*** Listed records ***

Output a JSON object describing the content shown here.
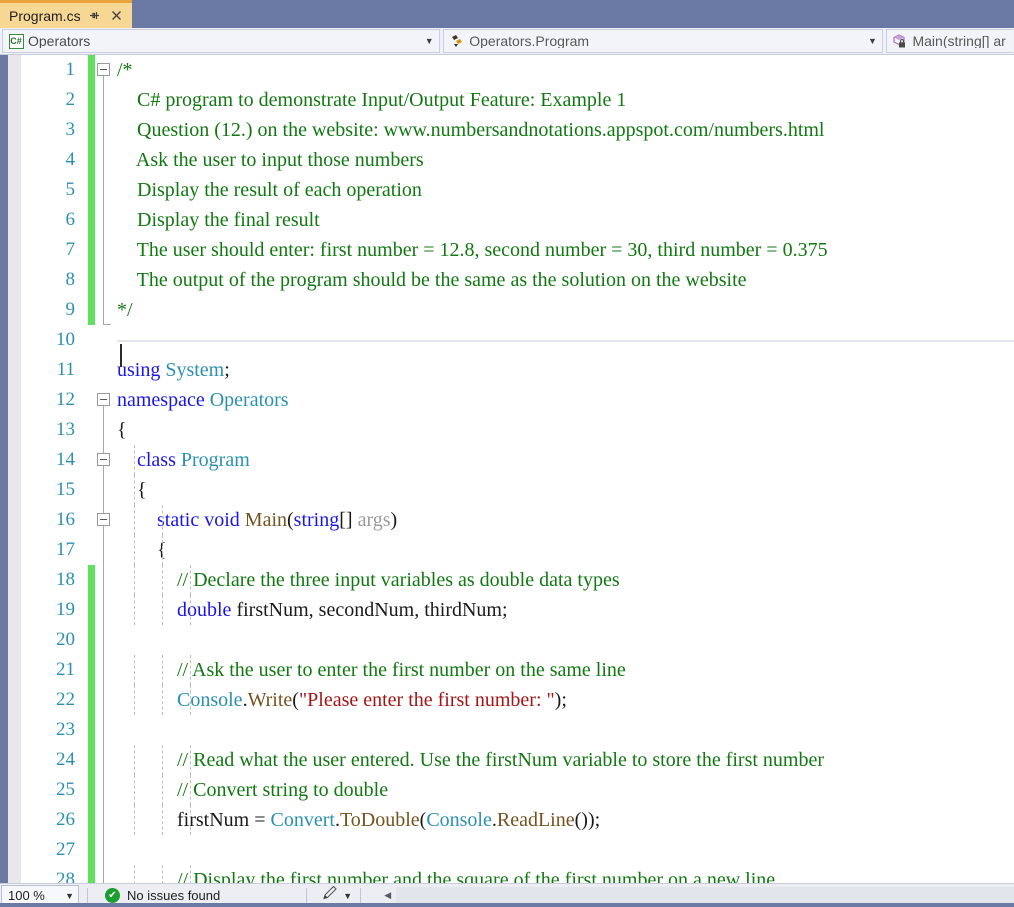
{
  "tab": {
    "label": "Program.cs",
    "pin_icon": "pin-icon",
    "close_icon": "close-icon"
  },
  "navbar": {
    "project_combo": {
      "icon": "csharp-file-icon",
      "icon_text": "C#",
      "value": "Operators",
      "arrow": "▼"
    },
    "type_combo": {
      "icon": "class-members-icon",
      "value": "Operators.Program",
      "arrow": "▼"
    },
    "member_combo": {
      "icon": "method-private-icon",
      "value": "Main(string[] ar",
      "arrow": "▼"
    }
  },
  "editor": {
    "language": "csharp",
    "current_line": 10,
    "colors": {
      "comment": "#127812",
      "keyword": "#1916e8",
      "type": "#2b91af",
      "string": "#a31515",
      "parameter": "#9a9a9a",
      "method": "#74531f",
      "line_number": "#2b91af",
      "change_bar": "#5fe05f",
      "tab_background": "#f7d794",
      "tab_accent": "#e8a33d",
      "chrome": "#6a7aa5"
    },
    "lines": [
      {
        "n": 1,
        "changed": true,
        "text": "/*"
      },
      {
        "n": 2,
        "changed": true,
        "text": "    C# program to demonstrate Input/Output Feature: Example 1"
      },
      {
        "n": 3,
        "changed": true,
        "text": "    Question (12.) on the website: www.numbersandnotations.appspot.com/numbers.html"
      },
      {
        "n": 4,
        "changed": true,
        "text": "    Ask the user to input those numbers"
      },
      {
        "n": 5,
        "changed": true,
        "text": "    Display the result of each operation"
      },
      {
        "n": 6,
        "changed": true,
        "text": "    Display the final result"
      },
      {
        "n": 7,
        "changed": true,
        "text": "    The user should enter: first number = 12.8, second number = 30, third number = 0.375"
      },
      {
        "n": 8,
        "changed": true,
        "text": "    The output of the program should be the same as the solution on the website"
      },
      {
        "n": 9,
        "changed": true,
        "text": "*/"
      },
      {
        "n": 10,
        "changed": false,
        "text": ""
      },
      {
        "n": 11,
        "changed": false,
        "text": "using System;"
      },
      {
        "n": 12,
        "changed": false,
        "text": "namespace Operators"
      },
      {
        "n": 13,
        "changed": false,
        "text": "{"
      },
      {
        "n": 14,
        "changed": false,
        "text": "    class Program"
      },
      {
        "n": 15,
        "changed": false,
        "text": "    {"
      },
      {
        "n": 16,
        "changed": false,
        "text": "        static void Main(string[] args)"
      },
      {
        "n": 17,
        "changed": false,
        "text": "        {"
      },
      {
        "n": 18,
        "changed": true,
        "text": "            // Declare the three input variables as double data types"
      },
      {
        "n": 19,
        "changed": true,
        "text": "            double firstNum, secondNum, thirdNum;"
      },
      {
        "n": 20,
        "changed": true,
        "text": ""
      },
      {
        "n": 21,
        "changed": true,
        "text": "            // Ask the user to enter the first number on the same line"
      },
      {
        "n": 22,
        "changed": true,
        "text": "            Console.Write(\"Please enter the first number: \");"
      },
      {
        "n": 23,
        "changed": true,
        "text": ""
      },
      {
        "n": 24,
        "changed": true,
        "text": "            // Read what the user entered. Use the firstNum variable to store the first number"
      },
      {
        "n": 25,
        "changed": true,
        "text": "            // Convert string to double"
      },
      {
        "n": 26,
        "changed": true,
        "text": "            firstNum = Convert.ToDouble(Console.ReadLine());"
      },
      {
        "n": 27,
        "changed": true,
        "text": ""
      },
      {
        "n": 28,
        "changed": true,
        "text": "            // Display the first number and the square of the first number on a new line"
      }
    ]
  },
  "statusbar": {
    "zoom_level": "100 %",
    "zoom_arrow": "▼",
    "status_icon": "success-check-icon",
    "status_check": "✔",
    "status_text": "No issues found",
    "pen_icon": "feedback-pen-icon",
    "pen_arrow": "▼",
    "scroll_left_arrow": "◀"
  }
}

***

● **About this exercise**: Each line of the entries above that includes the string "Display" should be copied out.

● **Output of the exercise**:
        "text": "    Display the result of each operation"
        "text": "    Display the final result"
        "text": "            // Display the first number and the square of the first number on a new line"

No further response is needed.